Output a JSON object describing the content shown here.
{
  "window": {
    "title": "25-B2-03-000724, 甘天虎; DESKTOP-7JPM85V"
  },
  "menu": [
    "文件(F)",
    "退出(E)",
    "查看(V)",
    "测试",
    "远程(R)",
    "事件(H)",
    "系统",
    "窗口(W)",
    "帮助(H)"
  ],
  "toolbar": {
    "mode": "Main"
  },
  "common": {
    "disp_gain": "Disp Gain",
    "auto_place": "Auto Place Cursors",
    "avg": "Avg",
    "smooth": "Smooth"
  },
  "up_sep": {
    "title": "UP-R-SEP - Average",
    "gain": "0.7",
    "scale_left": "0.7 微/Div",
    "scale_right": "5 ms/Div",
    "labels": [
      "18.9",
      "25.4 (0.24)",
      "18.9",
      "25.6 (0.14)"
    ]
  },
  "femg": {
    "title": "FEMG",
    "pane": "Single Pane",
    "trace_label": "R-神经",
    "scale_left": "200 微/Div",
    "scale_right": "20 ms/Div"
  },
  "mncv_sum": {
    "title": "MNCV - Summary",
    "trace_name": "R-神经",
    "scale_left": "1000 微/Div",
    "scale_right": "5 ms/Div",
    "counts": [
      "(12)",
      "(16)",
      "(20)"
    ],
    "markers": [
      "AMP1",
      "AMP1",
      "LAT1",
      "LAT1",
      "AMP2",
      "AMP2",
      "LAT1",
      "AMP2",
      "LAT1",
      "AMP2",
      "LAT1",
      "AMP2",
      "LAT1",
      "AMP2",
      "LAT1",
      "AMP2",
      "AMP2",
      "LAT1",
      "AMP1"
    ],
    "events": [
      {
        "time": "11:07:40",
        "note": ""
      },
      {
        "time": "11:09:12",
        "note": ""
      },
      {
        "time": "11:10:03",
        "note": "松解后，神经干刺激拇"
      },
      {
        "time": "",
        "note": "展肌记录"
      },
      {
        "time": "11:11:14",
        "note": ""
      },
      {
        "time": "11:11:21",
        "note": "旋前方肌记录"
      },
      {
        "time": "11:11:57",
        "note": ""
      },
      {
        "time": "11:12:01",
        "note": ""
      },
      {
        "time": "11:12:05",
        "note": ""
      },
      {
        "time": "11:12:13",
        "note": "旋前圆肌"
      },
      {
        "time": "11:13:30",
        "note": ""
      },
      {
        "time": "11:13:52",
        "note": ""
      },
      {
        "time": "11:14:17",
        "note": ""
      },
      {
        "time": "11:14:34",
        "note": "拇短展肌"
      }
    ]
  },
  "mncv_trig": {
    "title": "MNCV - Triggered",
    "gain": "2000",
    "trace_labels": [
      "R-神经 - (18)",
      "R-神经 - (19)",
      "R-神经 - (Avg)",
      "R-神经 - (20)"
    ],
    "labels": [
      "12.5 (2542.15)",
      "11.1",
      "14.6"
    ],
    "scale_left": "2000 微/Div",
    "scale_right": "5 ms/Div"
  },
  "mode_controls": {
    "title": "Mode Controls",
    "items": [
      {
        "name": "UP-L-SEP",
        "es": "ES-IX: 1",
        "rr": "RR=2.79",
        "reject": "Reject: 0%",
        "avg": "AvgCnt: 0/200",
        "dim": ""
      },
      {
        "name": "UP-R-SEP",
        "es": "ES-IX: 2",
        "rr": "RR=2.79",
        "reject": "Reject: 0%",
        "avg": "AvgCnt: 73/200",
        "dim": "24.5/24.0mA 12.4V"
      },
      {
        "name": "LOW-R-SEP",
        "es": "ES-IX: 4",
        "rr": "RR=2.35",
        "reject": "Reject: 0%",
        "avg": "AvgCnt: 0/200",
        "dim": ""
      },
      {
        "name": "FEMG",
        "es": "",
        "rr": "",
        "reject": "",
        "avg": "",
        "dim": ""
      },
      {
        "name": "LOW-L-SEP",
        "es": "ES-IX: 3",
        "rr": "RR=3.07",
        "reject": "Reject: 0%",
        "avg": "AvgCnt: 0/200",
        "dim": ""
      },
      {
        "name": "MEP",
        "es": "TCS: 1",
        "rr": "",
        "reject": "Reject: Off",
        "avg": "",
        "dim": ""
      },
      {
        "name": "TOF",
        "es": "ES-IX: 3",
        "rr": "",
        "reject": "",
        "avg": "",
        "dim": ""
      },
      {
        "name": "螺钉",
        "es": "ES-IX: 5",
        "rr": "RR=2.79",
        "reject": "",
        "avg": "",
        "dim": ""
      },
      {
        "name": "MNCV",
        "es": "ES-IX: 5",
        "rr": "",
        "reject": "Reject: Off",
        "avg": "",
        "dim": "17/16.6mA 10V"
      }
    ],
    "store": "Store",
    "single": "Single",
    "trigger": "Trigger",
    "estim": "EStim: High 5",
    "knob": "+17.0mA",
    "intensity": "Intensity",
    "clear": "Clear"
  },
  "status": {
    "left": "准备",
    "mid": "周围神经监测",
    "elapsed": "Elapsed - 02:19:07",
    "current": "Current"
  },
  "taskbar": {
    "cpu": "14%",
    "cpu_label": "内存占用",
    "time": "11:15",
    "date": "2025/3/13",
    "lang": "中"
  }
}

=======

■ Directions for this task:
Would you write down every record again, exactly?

■ Exercise output:
Output a JSON object describing the content shown here.
{
  "window": {
    "title": "25-B2-03-000724, 甘天虎; DESKTOP-7JPM85V"
  },
  "menu": [
    "文件(F)",
    "退出(E)",
    "查看(V)",
    "测试",
    "远程(R)",
    "事件(H)",
    "系统",
    "窗口(W)",
    "帮助(H)"
  ],
  "toolbar": {
    "mode": "Main"
  },
  "common": {
    "disp_gain": "Disp Gain",
    "auto_place": "Auto Place Cursors",
    "avg": "Avg",
    "smooth": "Smooth"
  },
  "up_sep": {
    "title": "UP-R-SEP - Average",
    "gain": "0.7",
    "scale_left": "0.7 微/Div",
    "scale_right": "5 ms/Div",
    "labels": [
      "18.9",
      "25.4 (0.24)",
      "18.9",
      "25.6 (0.14)"
    ]
  },
  "femg": {
    "title": "FEMG",
    "pane": "Single Pane",
    "trace_label": "R-神经",
    "scale_left": "200 微/Div",
    "scale_right": "20 ms/Div"
  },
  "mncv_sum": {
    "title": "MNCV - Summary",
    "trace_name": "R-神经",
    "scale_left": "1000 微/Div",
    "scale_right": "5 ms/Div",
    "counts": [
      "(12)",
      "(16)",
      "(20)"
    ],
    "markers": [
      "AMP1",
      "AMP1",
      "LAT1",
      "LAT1",
      "AMP2",
      "AMP2",
      "LAT1",
      "AMP2",
      "LAT1",
      "AMP2",
      "LAT1",
      "AMP2",
      "LAT1",
      "AMP2",
      "LAT1",
      "AMP2",
      "AMP2",
      "LAT1",
      "AMP1"
    ],
    "events": [
      {
        "time": "11:07:40",
        "note": ""
      },
      {
        "time": "11:09:12",
        "note": ""
      },
      {
        "time": "11:10:03",
        "note": "松解后，神经干刺激拇"
      },
      {
        "time": "",
        "note": "展肌记录"
      },
      {
        "time": "11:11:14",
        "note": ""
      },
      {
        "time": "11:11:21",
        "note": "旋前方肌记录"
      },
      {
        "time": "11:11:57",
        "note": ""
      },
      {
        "time": "11:12:01",
        "note": ""
      },
      {
        "time": "11:12:05",
        "note": ""
      },
      {
        "time": "11:12:13",
        "note": "旋前圆肌"
      },
      {
        "time": "11:13:30",
        "note": ""
      },
      {
        "time": "11:13:52",
        "note": ""
      },
      {
        "time": "11:14:17",
        "note": ""
      },
      {
        "time": "11:14:34",
        "note": "拇短展肌"
      }
    ]
  },
  "mncv_trig": {
    "title": "MNCV - Triggered",
    "gain": "2000",
    "trace_labels": [
      "R-神经 - (18)",
      "R-神经 - (19)",
      "R-神经 - (Avg)",
      "R-神经 - (20)"
    ],
    "labels": [
      "12.5 (2542.15)",
      "11.1",
      "14.6"
    ],
    "scale_left": "2000 微/Div",
    "scale_right": "5 ms/Div"
  },
  "mode_controls": {
    "title": "Mode Controls",
    "items": [
      {
        "name": "UP-L-SEP",
        "es": "ES-IX: 1",
        "rr": "RR=2.79",
        "reject": "Reject: 0%",
        "avg": "AvgCnt: 0/200",
        "dim": ""
      },
      {
        "name": "UP-R-SEP",
        "es": "ES-IX: 2",
        "rr": "RR=2.79",
        "reject": "Reject: 0%",
        "avg": "AvgCnt: 73/200",
        "dim": "24.5/24.0mA 12.4V"
      },
      {
        "name": "LOW-R-SEP",
        "es": "ES-IX: 4",
        "rr": "RR=2.35",
        "reject": "Reject: 0%",
        "avg": "AvgCnt: 0/200",
        "dim": ""
      },
      {
        "name": "FEMG",
        "es": "",
        "rr": "",
        "reject": "",
        "avg": "",
        "dim": ""
      },
      {
        "name": "LOW-L-SEP",
        "es": "ES-IX: 3",
        "rr": "RR=3.07",
        "reject": "Reject: 0%",
        "avg": "AvgCnt: 0/200",
        "dim": ""
      },
      {
        "name": "MEP",
        "es": "TCS: 1",
        "rr": "",
        "reject": "Reject: Off",
        "avg": "",
        "dim": ""
      },
      {
        "name": "TOF",
        "es": "ES-IX: 3",
        "rr": "",
        "reject": "",
        "avg": "",
        "dim": ""
      },
      {
        "name": "螺钉",
        "es": "ES-IX: 5",
        "rr": "RR=2.79",
        "reject": "",
        "avg": "",
        "dim": ""
      },
      {
        "name": "MNCV",
        "es": "ES-IX: 5",
        "rr": "",
        "reject": "Reject: Off",
        "avg": "",
        "dim": "17/16.6mA 10V"
      }
    ],
    "store": "Store",
    "single": "Single",
    "trigger": "Trigger",
    "estim": "EStim: High 5",
    "knob": "+17.0mA",
    "intensity": "Intensity",
    "clear": "Clear"
  },
  "status": {
    "left": "准备",
    "mid": "周围神经监测",
    "elapsed": "Elapsed - 02:19:07",
    "current": "Current"
  },
  "taskbar": {
    "cpu": "14%",
    "cpu_label": "内存占用",
    "time": "11:15",
    "date": "2025/3/13",
    "lang": "中"
  }
}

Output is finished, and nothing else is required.